[Website and app data records]

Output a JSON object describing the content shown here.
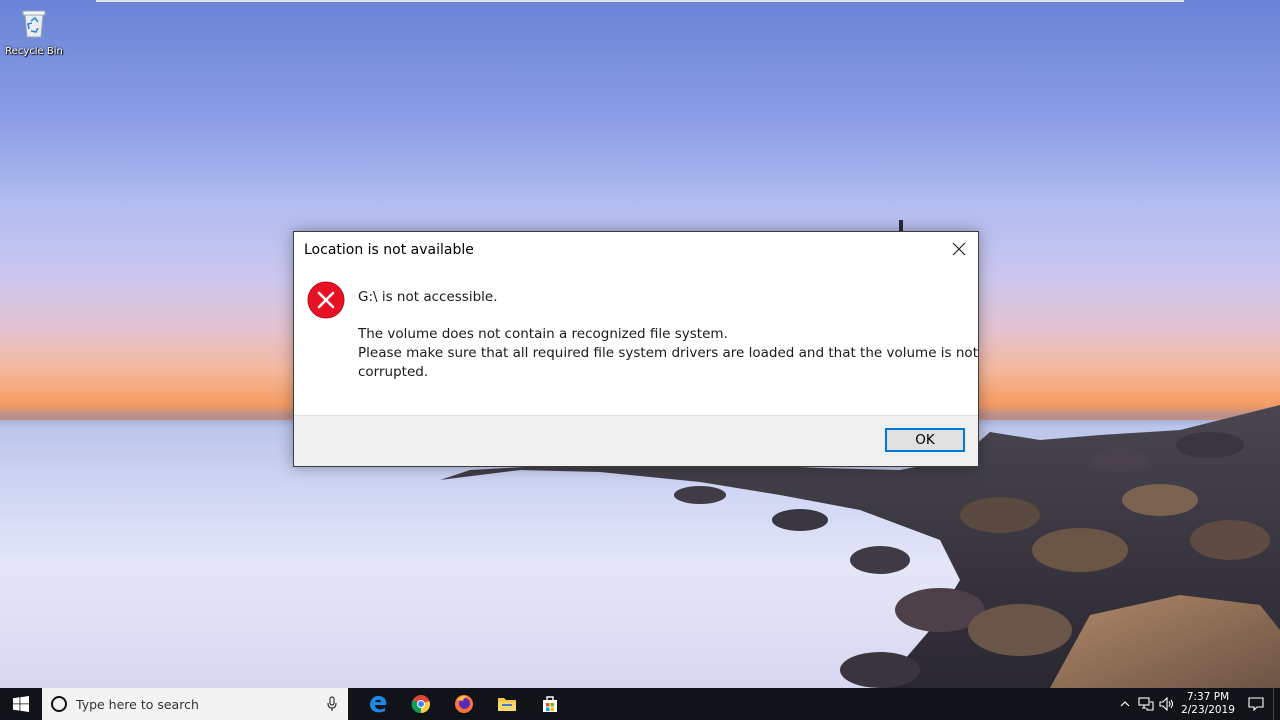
{
  "desktop": {
    "icons": [
      {
        "label": "Recycle Bin",
        "icon": "recycle-bin-icon"
      }
    ]
  },
  "dialog": {
    "title": "Location is not available",
    "close_icon": "close-icon",
    "error_icon": "error-icon",
    "primary_message": "G:\\ is not accessible.",
    "body_lines": [
      "The volume does not contain a recognized file system.",
      "Please make sure that all required file system drivers are loaded and that the volume is not",
      "corrupted."
    ],
    "ok_label": "OK",
    "accent_color": "#0078d7",
    "error_color": "#e81123"
  },
  "taskbar": {
    "start_icon": "windows-start-icon",
    "search_placeholder": "Type here to search",
    "pinned_apps": [
      "edge-icon",
      "chrome-icon",
      "firefox-icon",
      "file-explorer-icon",
      "store-icon"
    ],
    "tray": {
      "icons": [
        "chevron-up-icon",
        "network-icon",
        "volume-icon"
      ],
      "time": "7:37 PM",
      "date": "2/23/2019",
      "notification_icon": "action-center-icon"
    }
  }
}
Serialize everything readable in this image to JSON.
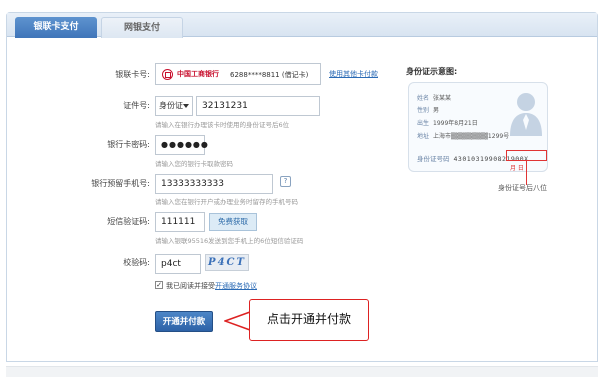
{
  "tabs": [
    {
      "label": "银联卡支付"
    },
    {
      "label": "网银支付"
    }
  ],
  "form": {
    "card_label": "银联卡号:",
    "bank_name": "中国工商银行",
    "card_value": "6288****8811 (借记卡)",
    "other_card_link": "使用其他卡付款",
    "id_label": "证件号:",
    "id_type": "身份证",
    "id_value": "32131231",
    "id_hint": "请输入在银行办理该卡时使用的身份证号后6位",
    "pwd_label": "银行卡密码:",
    "pwd_value": "●●●●●●",
    "pwd_hint": "请输入您的银行卡取款密码",
    "phone_label": "银行预留手机号:",
    "phone_value": "13333333333",
    "phone_help": "?",
    "phone_hint": "请输入您在银行开户或办理业务时留存的手机号码",
    "sms_label": "短信验证码:",
    "sms_value": "111111",
    "sms_button": "免费获取",
    "sms_hint": "请输入银联95516发送到您手机上的6位短信验证码",
    "captcha_label": "校验码:",
    "captcha_value": "p4ct",
    "captcha_image_text": "P4CT",
    "agree_check": "✓",
    "agree_text": "我已阅读并接受",
    "agree_link": "开通服务协议",
    "submit_button": "开通并付款"
  },
  "callout": {
    "text": "点击开通并付款"
  },
  "idcard": {
    "title": "身份证示意图:",
    "name_key": "姓名",
    "name_val": "张某某",
    "sex_key": "性别",
    "sex_val": "男",
    "birth_key": "出生",
    "birth_val": "1999年8月21日",
    "addr_key": "地址",
    "addr_val": "上海市▒▒▒▒▒▒▒▒1299号",
    "num_key": "身份证号码",
    "num_val": "430103199",
    "num_tail": "0821900X",
    "mark": "月 日",
    "caption": "身份证号后八位"
  },
  "colors": {
    "accent": "#3f75b9",
    "highlight": "#e03434"
  }
}
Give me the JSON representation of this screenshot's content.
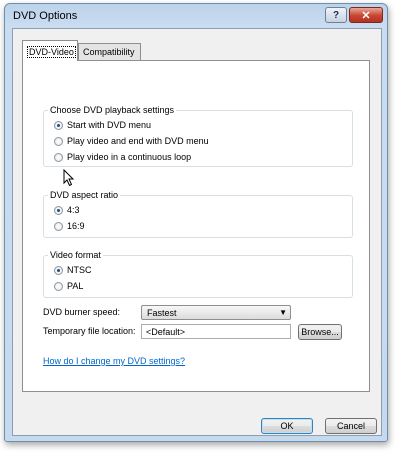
{
  "window": {
    "title": "DVD Options",
    "help_button": "?",
    "close_button": "✕"
  },
  "tabs": [
    {
      "label": "DVD-Video",
      "active": true
    },
    {
      "label": "Compatibility",
      "active": false
    }
  ],
  "playback": {
    "legend": "Choose DVD playback settings",
    "options": [
      {
        "label": "Start with DVD menu",
        "checked": true
      },
      {
        "label": "Play video and end with DVD menu",
        "checked": false
      },
      {
        "label": "Play video in a continuous loop",
        "checked": false
      }
    ]
  },
  "aspect": {
    "legend": "DVD aspect ratio",
    "options": [
      {
        "label": "4:3",
        "checked": true
      },
      {
        "label": "16:9",
        "checked": false
      }
    ]
  },
  "video_format": {
    "legend": "Video format",
    "options": [
      {
        "label": "NTSC",
        "checked": true
      },
      {
        "label": "PAL",
        "checked": false
      }
    ]
  },
  "burner_speed": {
    "label": "DVD burner speed:",
    "value": "Fastest"
  },
  "temp_location": {
    "label": "Temporary file location:",
    "value": "<Default>",
    "browse_label": "Browse..."
  },
  "help_link": "How do I change my DVD settings?",
  "buttons": {
    "ok": "OK",
    "cancel": "Cancel"
  },
  "colors": {
    "link": "#0066cc",
    "title_bar": "#c9dcf0",
    "close_button": "#c7452f"
  }
}
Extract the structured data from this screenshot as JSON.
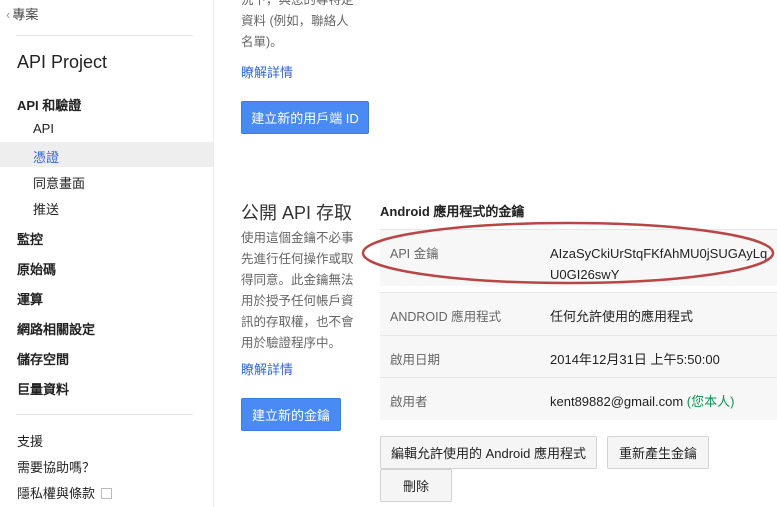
{
  "sidebar": {
    "back_label": "專案",
    "project_name": "API Project",
    "section_label": "API 和驗證",
    "sub_items": [
      "API",
      "憑證",
      "同意畫面",
      "推送"
    ],
    "items": [
      "監控",
      "原始碼",
      "運算",
      "網路相關設定",
      "儲存空間",
      "巨量資料"
    ],
    "footer": [
      "支援",
      "需要協助嗎？",
      "隱私權與條款"
    ]
  },
  "top_section": {
    "desc_lines": [
      "況下，與您的專特定",
      "資料 (例如，聯絡人",
      "名單)。"
    ],
    "learn_more": "瞭解詳情",
    "create_button": "建立新的用戶端 ID"
  },
  "public_api": {
    "title": "公開 API 存取",
    "desc_lines": [
      "使用這個金鑰不必事",
      "先進行任何操作或取",
      "得同意。此金鑰無法",
      "用於授予任何帳戶資",
      "訊的存取權，也不會",
      "用於驗證程序中。"
    ],
    "learn_more": "瞭解詳情",
    "create_button": "建立新的金鑰"
  },
  "key_table": {
    "title": "Android 應用程式的金鑰",
    "api_key_label": "API 金鑰",
    "api_key_line1": "AIzaSyCkiUrStqFKfAhMU0jSUGAyLq",
    "api_key_line2": "U0GI26swY",
    "android_label": "ANDROID 應用程式",
    "android_value": "任何允許使用的應用程式",
    "date_label": "啟用日期",
    "date_value": "2014年12月31日 上午5:50:00",
    "user_label": "啟用者",
    "user_email": "kent89882@gmail.com",
    "user_you": "(您本人)"
  },
  "actions": {
    "edit_button": "編輯允許使用的 Android 應用程式",
    "regen_button": "重新產生金鑰",
    "delete_button": "刪除"
  },
  "colors": {
    "accent": "#4a8af4",
    "link": "#3367d6",
    "highlight_ellipse": "#b94545",
    "you_green": "#0d904f"
  }
}
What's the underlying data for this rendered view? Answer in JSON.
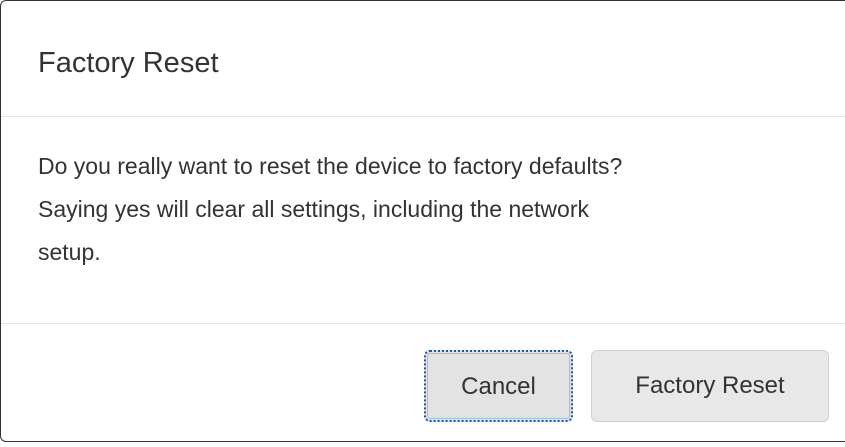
{
  "dialog": {
    "title": "Factory Reset",
    "message_line_1": "Do you really want to reset the device to factory defaults?",
    "message_line_2": "Saying yes will clear all settings, including the network",
    "message_line_3": "setup.",
    "buttons": {
      "cancel_label": "Cancel",
      "confirm_label": "Factory Reset"
    }
  },
  "colors": {
    "text": "#333333",
    "button_bg": "#e8e8e8",
    "divider": "#e5e5e5",
    "focus_ring": "#1f5aa6"
  }
}
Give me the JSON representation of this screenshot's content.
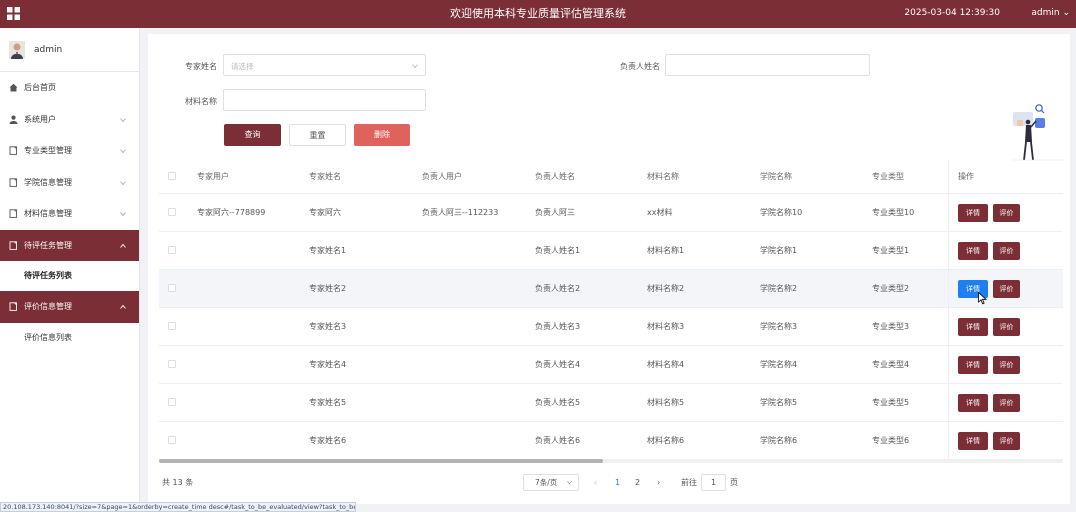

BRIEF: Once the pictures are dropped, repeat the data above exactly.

WORKED SOLUTION:
Output a JSON object describing the content shown here.
{
  "desktop": {
    "icons": [
      {
        "label": "Recycle Bin",
        "icon": "recycle-bin-icon"
      }
    ]
  },
  "dialog": {
    "title": "Location is not available",
    "close_icon": "close-icon",
    "error_icon": "error-icon",
    "primary_message": "G:\\ is not accessible.",
    "body_lines": [
      "The volume does not contain a recognized file system.",
      "Please make sure that all required file system drivers are loaded and that the volume is not",
      "corrupted."
    ],
    "ok_label": "OK",
    "accent_color": "#0078d7",
    "error_color": "#e81123"
  },
  "taskbar": {
    "start_icon": "windows-start-icon",
    "search_placeholder": "Type here to search",
    "pinned_apps": [
      "edge-icon",
      "chrome-icon",
      "firefox-icon",
      "file-explorer-icon",
      "store-icon"
    ],
    "tray": {
      "icons": [
        "chevron-up-icon",
        "network-icon",
        "volume-icon"
      ],
      "time": "7:37 PM",
      "date": "2/23/2019",
      "notification_icon": "action-center-icon"
    }
  }
}
Serialize everything readable in this image to JSON.
{
  "tabs": [
    {
      "label": "银联卡支付"
    },
    {
      "label": "网银支付"
    }
  ],
  "form": {
    "card_label": "银联卡号:",
    "bank_name": "中国工商银行",
    "card_value": "6288****8811 (借记卡)",
    "other_card_link": "使用其他卡付款",
    "id_label": "证件号:",
    "id_type": "身份证",
    "id_value": "32131231",
    "id_hint": "请输入在银行办理该卡时使用的身份证号后6位",
    "pwd_label": "银行卡密码:",
    "pwd_value": "●●●●●●",
    "pwd_hint": "请输入您的银行卡取款密码",
    "phone_label": "银行预留手机号:",
    "phone_value": "13333333333",
    "phone_help": "?",
    "phone_hint": "请输入您在银行开户或办理业务时留存的手机号码",
    "sms_label": "短信验证码:",
    "sms_value": "111111",
    "sms_button": "免费获取",
    "sms_hint": "请输入银联95516发送到您手机上的6位短信验证码",
    "captcha_label": "校验码:",
    "captcha_value": "p4ct",
    "captcha_image_text": "P4CT",
    "agree_check": "✓",
    "agree_text": "我已阅读并接受",
    "agree_link": "开通服务协议",
    "submit_button": "开通并付款"
  },
  "callout": {
    "text": "点击开通并付款"
  },
  "idcard": {
    "title": "身份证示意图:",
    "name_key": "姓名",
    "name_val": "张某某",
    "sex_key": "性别",
    "sex_val": "男",
    "birth_key": "出生",
    "birth_val": "1999年8月21日",
    "addr_key": "地址",
    "addr_val": "上海市▒▒▒▒▒▒▒▒1299号",
    "num_key": "身份证号码",
    "num_val": "430103199",
    "num_tail": "0821900X",
    "mark": "月 日",
    "caption": "身份证号后八位"
  },
  "colors": {
    "accent": "#3f75b9",
    "highlight": "#e03434"
  }
}
Give me the JSON representation of this screenshot's content.
{
  "window": {
    "title": "DVD Options",
    "help_button": "?",
    "close_button": "✕"
  },
  "tabs": [
    {
      "label": "DVD-Video",
      "active": true
    },
    {
      "label": "Compatibility",
      "active": false
    }
  ],
  "playback": {
    "legend": "Choose DVD playback settings",
    "options": [
      {
        "label": "Start with DVD menu",
        "checked": true
      },
      {
        "label": "Play video and end with DVD menu",
        "checked": false
      },
      {
        "label": "Play video in a continuous loop",
        "checked": false
      }
    ]
  },
  "aspect": {
    "legend": "DVD aspect ratio",
    "options": [
      {
        "label": "4:3",
        "checked": true
      },
      {
        "label": "16:9",
        "checked": false
      }
    ]
  },
  "video_format": {
    "legend": "Video format",
    "options": [
      {
        "label": "NTSC",
        "checked": true
      },
      {
        "label": "PAL",
        "checked": false
      }
    ]
  },
  "burner_speed": {
    "label": "DVD burner speed:",
    "value": "Fastest"
  },
  "temp_location": {
    "label": "Temporary file location:",
    "value": "<Default>",
    "browse_label": "Browse..."
  },
  "help_link": "How do I change my DVD settings?",
  "buttons": {
    "ok": "OK",
    "cancel": "Cancel"
  },
  "colors": {
    "link": "#0066cc",
    "title_bar": "#c9dcf0",
    "close_button": "#c7452f"
  }
}
Extract the structured data from this screenshot as JSON.
{
  "sidebar": {
    "back_label": "專案",
    "project_name": "API Project",
    "section_label": "API 和驗證",
    "sub_items": [
      "API",
      "憑證",
      "同意畫面",
      "推送"
    ],
    "items": [
      "監控",
      "原始碼",
      "運算",
      "網路相關設定",
      "儲存空間",
      "巨量資料"
    ],
    "footer": [
      "支援",
      "需要協助嗎？",
      "隱私權與條款"
    ]
  },
  "top_section": {
    "desc_lines": [
      "況下，與您的專特定",
      "資料 (例如，聯絡人",
      "名單)。"
    ],
    "learn_more": "瞭解詳情",
    "create_button": "建立新的用戶端 ID"
  },
  "public_api": {
    "title": "公開 API 存取",
    "desc_lines": [
      "使用這個金鑰不必事",
      "先進行任何操作或取",
      "得同意。此金鑰無法",
      "用於授予任何帳戶資",
      "訊的存取權，也不會",
      "用於驗證程序中。"
    ],
    "learn_more": "瞭解詳情",
    "create_button": "建立新的金鑰"
  },
  "key_table": {
    "title": "Android 應用程式的金鑰",
    "api_key_label": "API 金鑰",
    "api_key_line1": "AIzaSyCkiUrStqFKfAhMU0jSUGAyLq",
    "api_key_line2": "U0GI26swY",
    "android_label": "ANDROID 應用程式",
    "android_value": "任何允許使用的應用程式",
    "date_label": "啟用日期",
    "date_value": "2014年12月31日 上午5:50:00",
    "user_label": "啟用者",
    "user_email": "kent89882@gmail.com",
    "user_you": "(您本人)"
  },
  "actions": {
    "edit_button": "編輯允許使用的 Android 應用程式",
    "regen_button": "重新產生金鑰",
    "delete_button": "刪除"
  },
  "colors": {
    "accent": "#4a8af4",
    "link": "#3367d6",
    "highlight_ellipse": "#b94545",
    "you_green": "#0d904f"
  }
}
What's the underlying data for this rendered view? Answer in JSON.
{
  "dialog": {
    "title": "Factory Reset",
    "message_line_1": "Do you really want to reset the device to factory defaults?",
    "message_line_2": "Saying yes will clear all settings, including the network",
    "message_line_3": "setup.",
    "buttons": {
      "cancel_label": "Cancel",
      "confirm_label": "Factory Reset"
    }
  },
  "colors": {
    "text": "#333333",
    "button_bg": "#e8e8e8",
    "divider": "#e5e5e5",
    "focus_ring": "#1f5aa6"
  }
}
Give me the JSON representation of this screenshot's content.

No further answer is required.